Why do we get addicted to our phones?
Have you ever wondered why some people pick up their phone 30 seconds after putting it down? Developing a compulsive need to use your phone to the point that it interferes with your life and prevents you from doing things may be a sign of addiction. In recent years, phone addiction has become a major worry that can lead to depression, anxiety, or teen angst. But what is causing a problem? Let's have look at some of the psychological tricks used by technological companies to keep us hooked.
Fear Of Missing Out effect (FOMO)

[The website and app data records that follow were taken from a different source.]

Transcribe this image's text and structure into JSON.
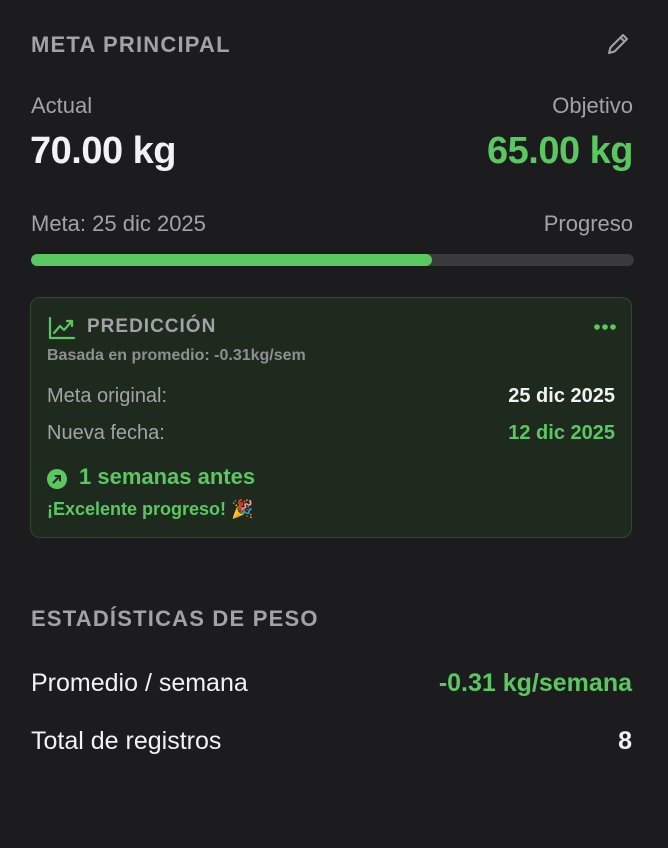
{
  "goal": {
    "header": "META PRINCIPAL",
    "edit_icon": "pencil-icon",
    "current_label": "Actual",
    "current_value": "70.00 kg",
    "target_label": "Objetivo",
    "target_value": "65.00 kg",
    "deadline": "Meta: 25 dic 2025",
    "progress_label": "Progreso",
    "progress_fraction": 0.665
  },
  "prediction": {
    "title": "PREDICCIÓN",
    "icon": "trend-up-icon",
    "more_icon": "ellipsis-icon",
    "subtitle": "Basada en promedio: -0.31kg/sem",
    "original_label": "Meta original:",
    "original_value": "25 dic 2025",
    "new_label": "Nueva fecha:",
    "new_value": "12 dic 2025",
    "early_icon": "arrow-up-right-circle-icon",
    "early_text": "1 semanas antes",
    "excellent_text": "¡Excelente progreso! 🎉"
  },
  "stats": {
    "header": "ESTADÍSTICAS DE PESO",
    "avg_label": "Promedio / semana",
    "avg_value": "-0.31 kg/semana",
    "total_label": "Total de registros",
    "total_value": "8"
  },
  "colors": {
    "background": "#1c1c1e",
    "accent_green": "#5ac761",
    "muted_text": "#a3a3a7",
    "primary_text": "#f2f2f2",
    "track": "#3a3a3c",
    "card_bg": "#1f2a1f",
    "card_border": "#2f4a30"
  }
}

The concept of FOMO (fear of missing out) has been around for centuries, but with the advent of new technologies and social media platforms, its impacts have been amplified. When someone senses an opportunity coming up, as well as the possibility of a reward, they are more likely to see if it pays off. Text messaging is one of the many instances of how this all works. When you're waiting for someone to respond to a text, those three dots are used to keep you glued to your phone in expectation of a reward - which is, of course, a response to your text! How is it possible, you may wonder? Because you are unclear about the outcome, it creates a minor stress response — waiting for something to happen (or not happen). Simultaneously, it increases dopamine release, which increases stimulation and keeps you coming back for more.
Mobile apps are frequently designed to tap into the part of your brain that is responsible for habit formation and addiction. The text message example we just gave isn't the only psychological ploy that makes you check your phone all the time.
Red notifications on your home screen
You've been snatched yet again. We have all come across those red notification buttons designed to make you stop, pay attention, be cautious, and act now. This causes cortisol (a well-known stress hormone) to be released, as well as an emotional response to act to remedy the issue – ergo, take action.
Refresh is another habit-forming feature that we all use. Social media platforms such as Instagram and Facebook provide us with a limitless number of scrolling opportunities, and as soon as you become tired of waiting for a reward, you tap or pull to be rewarded with new content to scroll through.
Social media provides a platform for boasting; it is a place where objects, activities, and even happiness appear to be in competition at times. People compare their greatest, picture-perfect experiences, which may make you worry about what you're missing out on. Persuasive design stems from a desire to be liked or to have others agree with our viewpoints. Seeing a thumbs up or heart is arguably the greatest motivator to return to that platform.
Get ready! Persuasive technology is going to get even better
The rapid development of Artificial Intelligence will help technology companies in understanding human behaviour to determine when we are ready for another persuasion push to reward us and keep using their apps or platforms. Although technological advancements are unlikely to slow, being aware of these psychological tricks can help people cope with FOMO.
What can you do to reduce looking at your phone?
Be aware of the tricks that companies will take to keep you looking at your phone
Don’t ever feel like you are missing out if you are not on your phone.
Identify the apps you like and get the most out of, delete any that make you feel sad and minimise the usage of those that decrease your mood in any way.
Make sure you have plenty of interaction away from your phone.
And most importantly, remember to have fun!